"I applaud Puffy's success," Bad Boy star Faith Evans told NEWSWEEK. "But I do feel it took away a lot of attention in terms of work and thought put into other artists. His time availability isn't the same. A lot of artists aren't happy."

The imbalance, which Puffy has been attempting to right by staffing up, could threaten Bad Boy, the engine of Puffy's ambitious expansion into media, restaurants and fashion. It is already exacting a financial toll. Although Bad Boy will not disclose financial information, music revenues reportedly have fallen to $50 million or $60 million this year from a peak well in excess of $100 million in recent years. Puffy, who personally earned an estimated $53 million last year, declined to be interviewed. His associates complain that the press is prematurely judging the prospects of "Forever" and that Bad Boy's ups and downs are typical in a hit-driven business. They note that Bad Boy artists Faith and the group 112 have recent hits. Puffy's lawyer, Kenny Marsalis, insists that Puffy's fortunes are on the upswing, citing his No. 1 single and the album's climb toward platinum status (1 million sold). There's a big slate of releases for 2000. Adds Arista CEO Clive Davis, "Puffy is a survivor. He is showing resiliency." Arista, a unit of Bertelsmann, co-owns Bad Boy. Puffy's camp says the rest of his business ventures, including a clothing line, Sean John, are doing extremely well. Finally, Puffy's advisers believe he is the target of "player hating," hostility toward successful rap artists.

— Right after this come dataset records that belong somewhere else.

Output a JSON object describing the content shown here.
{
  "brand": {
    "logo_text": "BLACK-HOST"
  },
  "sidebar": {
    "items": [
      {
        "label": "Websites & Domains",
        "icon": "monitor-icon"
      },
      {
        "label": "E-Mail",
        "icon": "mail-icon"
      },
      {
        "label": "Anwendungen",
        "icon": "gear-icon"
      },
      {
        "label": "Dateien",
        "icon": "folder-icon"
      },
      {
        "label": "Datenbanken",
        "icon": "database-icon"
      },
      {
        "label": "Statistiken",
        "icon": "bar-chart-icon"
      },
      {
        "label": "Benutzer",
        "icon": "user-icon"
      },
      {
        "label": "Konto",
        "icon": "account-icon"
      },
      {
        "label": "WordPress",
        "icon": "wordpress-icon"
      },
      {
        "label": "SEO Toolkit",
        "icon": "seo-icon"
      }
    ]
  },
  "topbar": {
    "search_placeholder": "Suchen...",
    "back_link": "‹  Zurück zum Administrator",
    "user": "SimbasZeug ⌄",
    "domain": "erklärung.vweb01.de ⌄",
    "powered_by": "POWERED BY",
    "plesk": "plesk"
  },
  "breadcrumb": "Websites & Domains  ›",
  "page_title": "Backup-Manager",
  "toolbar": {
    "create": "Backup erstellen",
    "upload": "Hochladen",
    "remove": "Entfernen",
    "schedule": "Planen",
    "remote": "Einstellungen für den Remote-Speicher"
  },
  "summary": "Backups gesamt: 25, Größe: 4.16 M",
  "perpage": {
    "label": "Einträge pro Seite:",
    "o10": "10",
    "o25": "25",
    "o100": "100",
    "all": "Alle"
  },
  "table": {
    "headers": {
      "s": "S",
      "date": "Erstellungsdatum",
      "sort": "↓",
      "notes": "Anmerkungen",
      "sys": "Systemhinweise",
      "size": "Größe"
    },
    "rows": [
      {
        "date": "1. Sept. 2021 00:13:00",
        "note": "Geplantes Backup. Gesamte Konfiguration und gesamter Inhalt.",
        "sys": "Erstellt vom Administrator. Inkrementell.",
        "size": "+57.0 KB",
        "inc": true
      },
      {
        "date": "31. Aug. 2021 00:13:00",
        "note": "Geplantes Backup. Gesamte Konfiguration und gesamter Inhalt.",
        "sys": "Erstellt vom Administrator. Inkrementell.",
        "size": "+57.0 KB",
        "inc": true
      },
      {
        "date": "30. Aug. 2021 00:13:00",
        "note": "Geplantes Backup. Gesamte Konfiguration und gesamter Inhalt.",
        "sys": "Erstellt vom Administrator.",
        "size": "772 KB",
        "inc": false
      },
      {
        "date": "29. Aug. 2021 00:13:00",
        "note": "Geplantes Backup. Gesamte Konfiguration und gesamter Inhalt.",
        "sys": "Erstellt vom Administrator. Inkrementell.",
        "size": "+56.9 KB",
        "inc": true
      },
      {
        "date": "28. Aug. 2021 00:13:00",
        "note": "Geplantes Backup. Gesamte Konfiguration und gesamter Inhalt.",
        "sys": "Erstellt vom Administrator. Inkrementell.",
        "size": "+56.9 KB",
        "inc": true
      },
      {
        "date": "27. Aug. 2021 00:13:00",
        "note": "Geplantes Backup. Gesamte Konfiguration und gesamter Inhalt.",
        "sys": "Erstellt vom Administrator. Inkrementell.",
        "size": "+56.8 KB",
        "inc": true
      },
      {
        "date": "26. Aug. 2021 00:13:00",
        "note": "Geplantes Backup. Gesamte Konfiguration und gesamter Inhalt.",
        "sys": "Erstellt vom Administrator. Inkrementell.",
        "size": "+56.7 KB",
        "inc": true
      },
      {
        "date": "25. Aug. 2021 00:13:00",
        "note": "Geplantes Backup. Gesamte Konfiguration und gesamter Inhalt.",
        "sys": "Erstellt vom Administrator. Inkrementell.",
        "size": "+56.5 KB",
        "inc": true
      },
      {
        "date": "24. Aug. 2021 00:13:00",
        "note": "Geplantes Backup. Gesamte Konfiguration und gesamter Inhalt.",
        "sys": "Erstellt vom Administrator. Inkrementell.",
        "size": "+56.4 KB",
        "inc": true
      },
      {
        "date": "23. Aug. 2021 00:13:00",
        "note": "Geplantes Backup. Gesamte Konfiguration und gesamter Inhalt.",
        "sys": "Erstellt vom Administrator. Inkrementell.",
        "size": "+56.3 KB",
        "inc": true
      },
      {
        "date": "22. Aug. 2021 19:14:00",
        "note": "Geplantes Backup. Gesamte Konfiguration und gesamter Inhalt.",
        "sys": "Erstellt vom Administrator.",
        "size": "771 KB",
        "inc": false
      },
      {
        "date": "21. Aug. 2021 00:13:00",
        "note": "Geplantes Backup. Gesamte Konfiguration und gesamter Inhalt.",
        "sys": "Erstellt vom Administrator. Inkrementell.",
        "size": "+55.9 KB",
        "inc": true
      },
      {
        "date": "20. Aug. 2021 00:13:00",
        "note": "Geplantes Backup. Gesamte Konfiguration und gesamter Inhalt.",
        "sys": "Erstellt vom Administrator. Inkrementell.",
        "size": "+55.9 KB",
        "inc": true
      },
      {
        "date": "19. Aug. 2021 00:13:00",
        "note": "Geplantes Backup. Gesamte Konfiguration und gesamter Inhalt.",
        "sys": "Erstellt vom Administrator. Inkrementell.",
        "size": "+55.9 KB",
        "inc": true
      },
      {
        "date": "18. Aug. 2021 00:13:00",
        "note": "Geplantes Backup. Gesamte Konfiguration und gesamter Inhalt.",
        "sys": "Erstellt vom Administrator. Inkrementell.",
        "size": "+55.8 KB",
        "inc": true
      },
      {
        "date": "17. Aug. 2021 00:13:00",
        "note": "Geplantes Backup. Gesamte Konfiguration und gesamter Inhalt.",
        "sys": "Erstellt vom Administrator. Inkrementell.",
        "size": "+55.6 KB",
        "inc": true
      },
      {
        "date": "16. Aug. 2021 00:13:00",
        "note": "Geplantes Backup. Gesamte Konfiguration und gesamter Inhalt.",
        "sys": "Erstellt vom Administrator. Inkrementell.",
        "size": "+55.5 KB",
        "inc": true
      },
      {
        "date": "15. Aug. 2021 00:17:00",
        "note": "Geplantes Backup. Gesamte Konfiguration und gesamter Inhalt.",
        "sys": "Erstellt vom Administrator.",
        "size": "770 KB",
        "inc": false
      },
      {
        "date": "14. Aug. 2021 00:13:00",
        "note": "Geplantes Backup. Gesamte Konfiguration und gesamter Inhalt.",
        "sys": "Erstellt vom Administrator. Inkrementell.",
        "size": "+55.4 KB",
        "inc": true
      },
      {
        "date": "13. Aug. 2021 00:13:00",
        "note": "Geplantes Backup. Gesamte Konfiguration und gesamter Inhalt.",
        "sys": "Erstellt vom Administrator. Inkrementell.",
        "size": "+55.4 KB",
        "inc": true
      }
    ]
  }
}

Still, the many demands on Puffy have left him with little time for the absorbing process of breaking new acts, which is the key to a label's financial health. Bad Boy has been slow to debut a promising young rapper named Shyne. Wooed by several labels, Shyne signed with Bad Boy two years ago for an advance of at least $1 million. Since then, Shyne has drawn more attention for troubles outside the studio. Soon after joining Bad Boy's roster, he crashed his new Mercedes; a friend died in the accident. The record is nearly finished, but no firm release date has been set. Shyne's record probably would have come out this year if Puffy's CD had gotten off to a stronger start, says Deric (D-Dot) Angelettie, a longtime Puffy confidant, a pivotal Bad Boy producer and CEO of the Crazy Cat label. "Our new artists had to take the background for a minute,'' he said.

In the close-knit rap world, Puff's counterparts at other labels are watching Bad Boy with interest and even offering him unsolicited advice. "I recommended he focus on breaking some new acts" before concentrating on his own recording, says Island/Def Jam CEO Lyor Cohen, a longtime Puffy acquaintance. Cohen lost out to Puffy in pursuing Shyne. But DMX, another rapper Cohen signed at the same time, has already put out two smash albums, and a third is on the way.

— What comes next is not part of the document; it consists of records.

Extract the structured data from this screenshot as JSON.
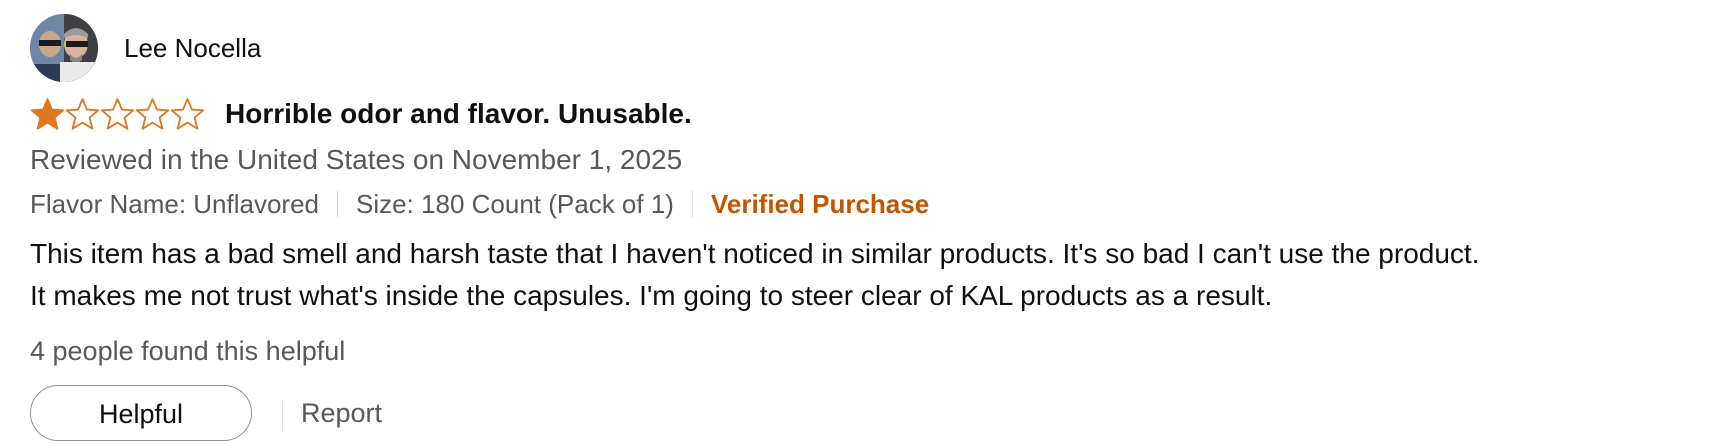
{
  "review": {
    "reviewer_name": "Lee Nocella",
    "rating": 1,
    "rating_max": 5,
    "title": "Horrible odor and flavor. Unusable.",
    "date_line": "Reviewed in the United States on November 1, 2025",
    "flavor": "Flavor Name: Unflavored",
    "size": "Size: 180 Count (Pack of 1)",
    "verified": "Verified Purchase",
    "body_lines": [
      "This item has a bad smell and harsh taste that I haven't noticed in similar products. It's so bad I can't use the product.",
      "It makes me not trust what's inside the capsules. I'm going to steer clear of KAL products as a result."
    ],
    "helpful_count": "4 people found this helpful",
    "helpful_button": "Helpful",
    "report_link": "Report"
  },
  "colors": {
    "star_fill": "#de7921",
    "verified": "#c45500",
    "muted_text": "#565959"
  },
  "icons": {
    "star_filled": "star-filled-icon",
    "star_empty": "star-empty-icon"
  }
}
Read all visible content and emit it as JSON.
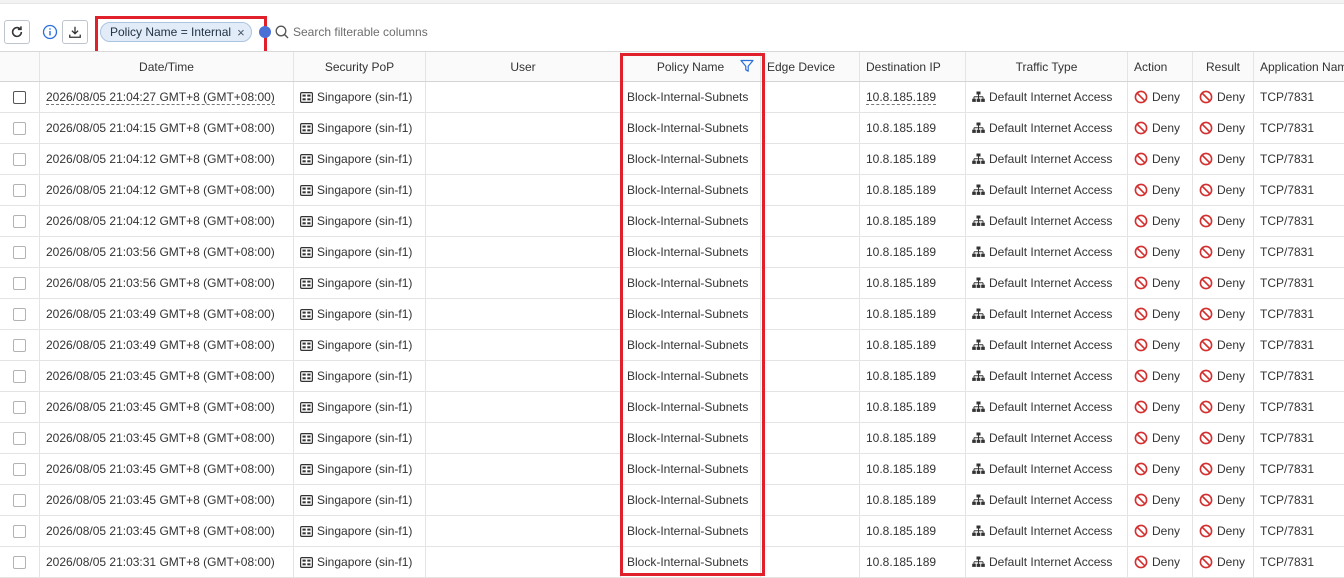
{
  "toolbar": {
    "filter_chip": "Policy Name = Internal",
    "filter_chip_close": "×",
    "search_placeholder": "Search filterable columns"
  },
  "columns": [
    "Date/Time",
    "Security PoP",
    "User",
    "Policy Name",
    "Edge Device",
    "Destination IP",
    "Traffic Type",
    "Action",
    "Result",
    "Application Name"
  ],
  "rows": [
    {
      "datetime": "2026/08/05 21:04:27 GMT+8 (GMT+08:00)",
      "pop": "Singapore (sin-f1)",
      "user": "",
      "policy": "Block-Internal-Subnets",
      "edge": "",
      "dest_ip": "10.8.185.189",
      "traffic": "Default Internet Access",
      "action": "Deny",
      "result": "Deny",
      "app": "TCP/7831"
    },
    {
      "datetime": "2026/08/05 21:04:15 GMT+8 (GMT+08:00)",
      "pop": "Singapore (sin-f1)",
      "user": "",
      "policy": "Block-Internal-Subnets",
      "edge": "",
      "dest_ip": "10.8.185.189",
      "traffic": "Default Internet Access",
      "action": "Deny",
      "result": "Deny",
      "app": "TCP/7831"
    },
    {
      "datetime": "2026/08/05 21:04:12 GMT+8 (GMT+08:00)",
      "pop": "Singapore (sin-f1)",
      "user": "",
      "policy": "Block-Internal-Subnets",
      "edge": "",
      "dest_ip": "10.8.185.189",
      "traffic": "Default Internet Access",
      "action": "Deny",
      "result": "Deny",
      "app": "TCP/7831"
    },
    {
      "datetime": "2026/08/05 21:04:12 GMT+8 (GMT+08:00)",
      "pop": "Singapore (sin-f1)",
      "user": "",
      "policy": "Block-Internal-Subnets",
      "edge": "",
      "dest_ip": "10.8.185.189",
      "traffic": "Default Internet Access",
      "action": "Deny",
      "result": "Deny",
      "app": "TCP/7831"
    },
    {
      "datetime": "2026/08/05 21:04:12 GMT+8 (GMT+08:00)",
      "pop": "Singapore (sin-f1)",
      "user": "",
      "policy": "Block-Internal-Subnets",
      "edge": "",
      "dest_ip": "10.8.185.189",
      "traffic": "Default Internet Access",
      "action": "Deny",
      "result": "Deny",
      "app": "TCP/7831"
    },
    {
      "datetime": "2026/08/05 21:03:56 GMT+8 (GMT+08:00)",
      "pop": "Singapore (sin-f1)",
      "user": "",
      "policy": "Block-Internal-Subnets",
      "edge": "",
      "dest_ip": "10.8.185.189",
      "traffic": "Default Internet Access",
      "action": "Deny",
      "result": "Deny",
      "app": "TCP/7831"
    },
    {
      "datetime": "2026/08/05 21:03:56 GMT+8 (GMT+08:00)",
      "pop": "Singapore (sin-f1)",
      "user": "",
      "policy": "Block-Internal-Subnets",
      "edge": "",
      "dest_ip": "10.8.185.189",
      "traffic": "Default Internet Access",
      "action": "Deny",
      "result": "Deny",
      "app": "TCP/7831"
    },
    {
      "datetime": "2026/08/05 21:03:49 GMT+8 (GMT+08:00)",
      "pop": "Singapore (sin-f1)",
      "user": "",
      "policy": "Block-Internal-Subnets",
      "edge": "",
      "dest_ip": "10.8.185.189",
      "traffic": "Default Internet Access",
      "action": "Deny",
      "result": "Deny",
      "app": "TCP/7831"
    },
    {
      "datetime": "2026/08/05 21:03:49 GMT+8 (GMT+08:00)",
      "pop": "Singapore (sin-f1)",
      "user": "",
      "policy": "Block-Internal-Subnets",
      "edge": "",
      "dest_ip": "10.8.185.189",
      "traffic": "Default Internet Access",
      "action": "Deny",
      "result": "Deny",
      "app": "TCP/7831"
    },
    {
      "datetime": "2026/08/05 21:03:45 GMT+8 (GMT+08:00)",
      "pop": "Singapore (sin-f1)",
      "user": "",
      "policy": "Block-Internal-Subnets",
      "edge": "",
      "dest_ip": "10.8.185.189",
      "traffic": "Default Internet Access",
      "action": "Deny",
      "result": "Deny",
      "app": "TCP/7831"
    },
    {
      "datetime": "2026/08/05 21:03:45 GMT+8 (GMT+08:00)",
      "pop": "Singapore (sin-f1)",
      "user": "",
      "policy": "Block-Internal-Subnets",
      "edge": "",
      "dest_ip": "10.8.185.189",
      "traffic": "Default Internet Access",
      "action": "Deny",
      "result": "Deny",
      "app": "TCP/7831"
    },
    {
      "datetime": "2026/08/05 21:03:45 GMT+8 (GMT+08:00)",
      "pop": "Singapore (sin-f1)",
      "user": "",
      "policy": "Block-Internal-Subnets",
      "edge": "",
      "dest_ip": "10.8.185.189",
      "traffic": "Default Internet Access",
      "action": "Deny",
      "result": "Deny",
      "app": "TCP/7831"
    },
    {
      "datetime": "2026/08/05 21:03:45 GMT+8 (GMT+08:00)",
      "pop": "Singapore (sin-f1)",
      "user": "",
      "policy": "Block-Internal-Subnets",
      "edge": "",
      "dest_ip": "10.8.185.189",
      "traffic": "Default Internet Access",
      "action": "Deny",
      "result": "Deny",
      "app": "TCP/7831"
    },
    {
      "datetime": "2026/08/05 21:03:45 GMT+8 (GMT+08:00)",
      "pop": "Singapore (sin-f1)",
      "user": "",
      "policy": "Block-Internal-Subnets",
      "edge": "",
      "dest_ip": "10.8.185.189",
      "traffic": "Default Internet Access",
      "action": "Deny",
      "result": "Deny",
      "app": "TCP/7831"
    },
    {
      "datetime": "2026/08/05 21:03:45 GMT+8 (GMT+08:00)",
      "pop": "Singapore (sin-f1)",
      "user": "",
      "policy": "Block-Internal-Subnets",
      "edge": "",
      "dest_ip": "10.8.185.189",
      "traffic": "Default Internet Access",
      "action": "Deny",
      "result": "Deny",
      "app": "TCP/7831"
    },
    {
      "datetime": "2026/08/05 21:03:31 GMT+8 (GMT+08:00)",
      "pop": "Singapore (sin-f1)",
      "user": "",
      "policy": "Block-Internal-Subnets",
      "edge": "",
      "dest_ip": "10.8.185.189",
      "traffic": "Default Internet Access",
      "action": "Deny",
      "result": "Deny",
      "app": "TCP/7831"
    }
  ],
  "colors": {
    "highlight": "#e0212b",
    "deny_red": "#d32f2f",
    "chip_bg": "#e2ecf8",
    "accent_blue": "#2a6fdb"
  },
  "icons": {
    "refresh": "refresh-icon",
    "info": "info-icon",
    "export": "download-icon",
    "search": "search-icon",
    "filter": "filter-icon",
    "pop": "pop-icon",
    "traffic": "network-icon",
    "deny": "deny-icon"
  }
}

Lately, associates say, Puffy is throwing himself into appeasing his disgruntled roster. Critical in his efforts to restore peace in the family is Faith Evans, dubbed "The First Lady of Bad Boy"--and widow of Notorious B.I.G. She says she is renegotiating her recording contract with the label and is attempting to, among other things, regain full control over her lucrative music-publishing rights. One of Bad Boy's biggest planned releases for the year is "Born Again," a posthumous Biggie recording to be unveiled in December. But first Puffy had to negotiate with Evans and Biggie's mother over whether Bad Boy had full rights to the recordings. After months of fencing, Puffy recently worked out a deal that includes sweetened royalties and a sizable cash payment to the estate. Puffy is now devoting considerable energy to teeing up the album's December launch in hopes of a strong end to Bad Boy's year.

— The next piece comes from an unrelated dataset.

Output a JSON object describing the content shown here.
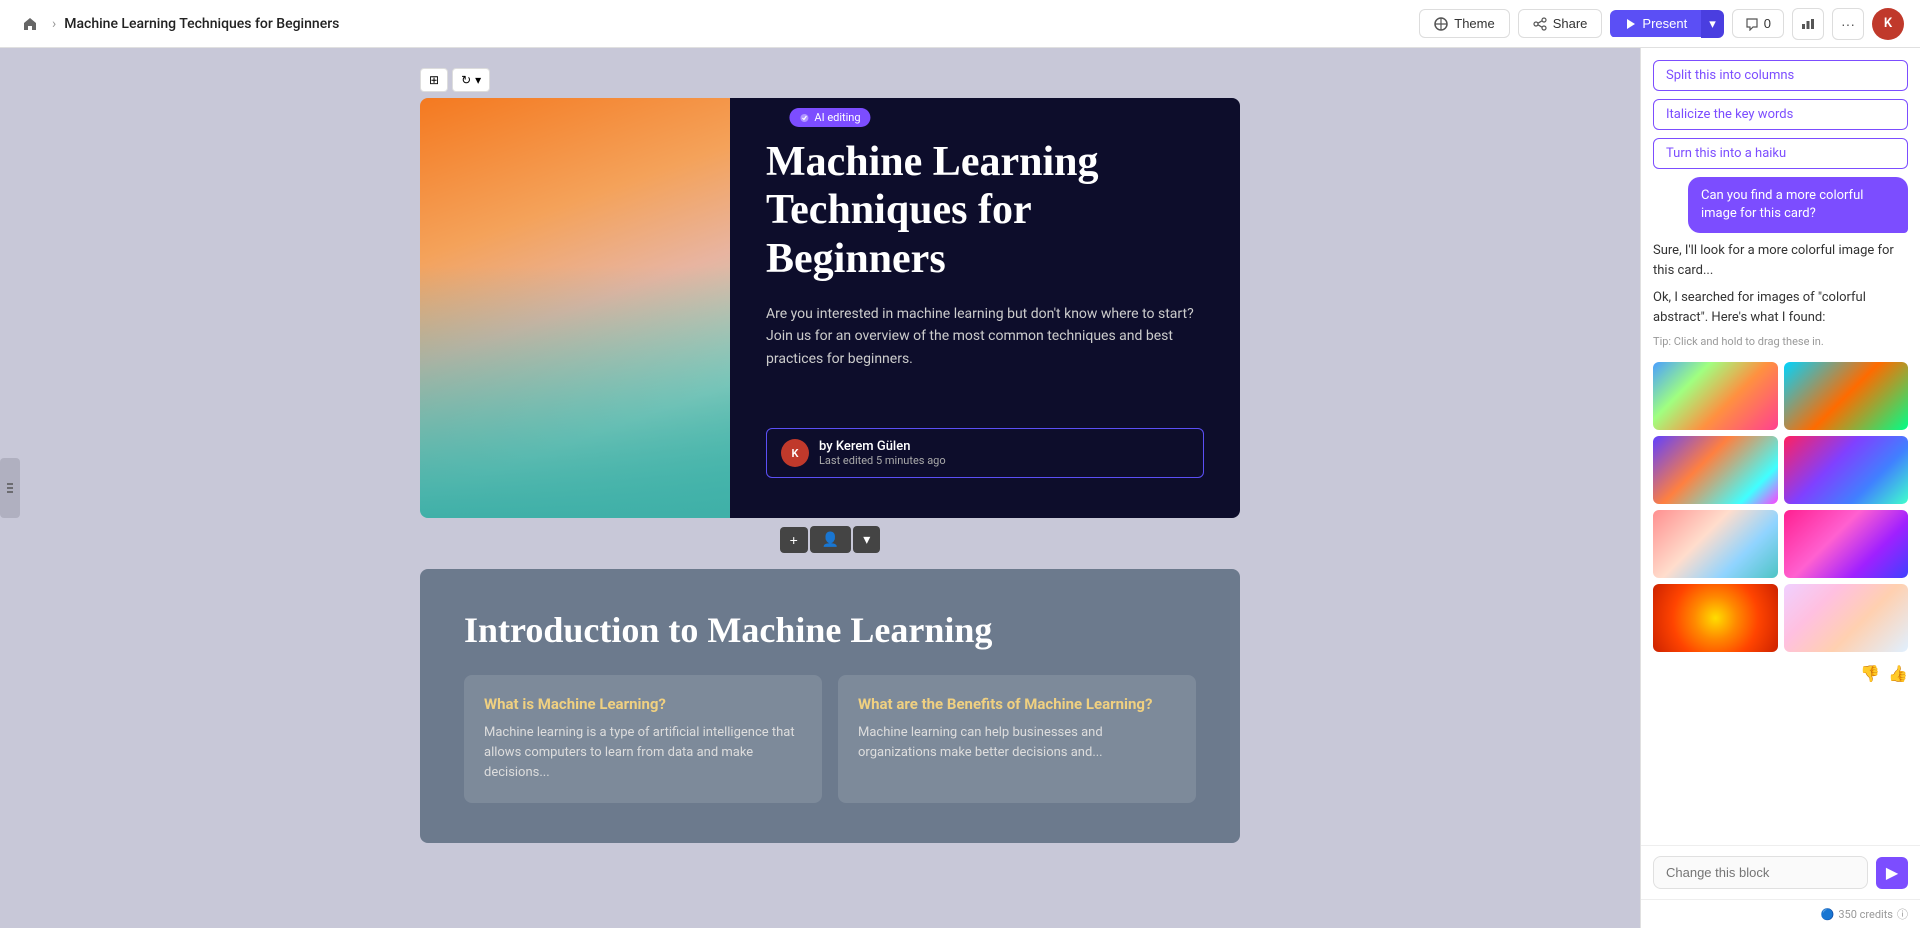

Yet he continues to be consumed with making a smash hit out of "Forever." His team is betting heavily on the third single, "My Best Friend," slated for a December release. In that song, designed to have mainstream pop appeal, Puffy raps a tribute to Jesus over the music of Christopher Cross's "Sailing." The title of the new single seems apropos for Puffy, as he wrestles with his two demanding roles. Should he focus on his own recording career, or go back to playing the role of "best friend" to his roster of artists? Puffy could use a little smooth sailing.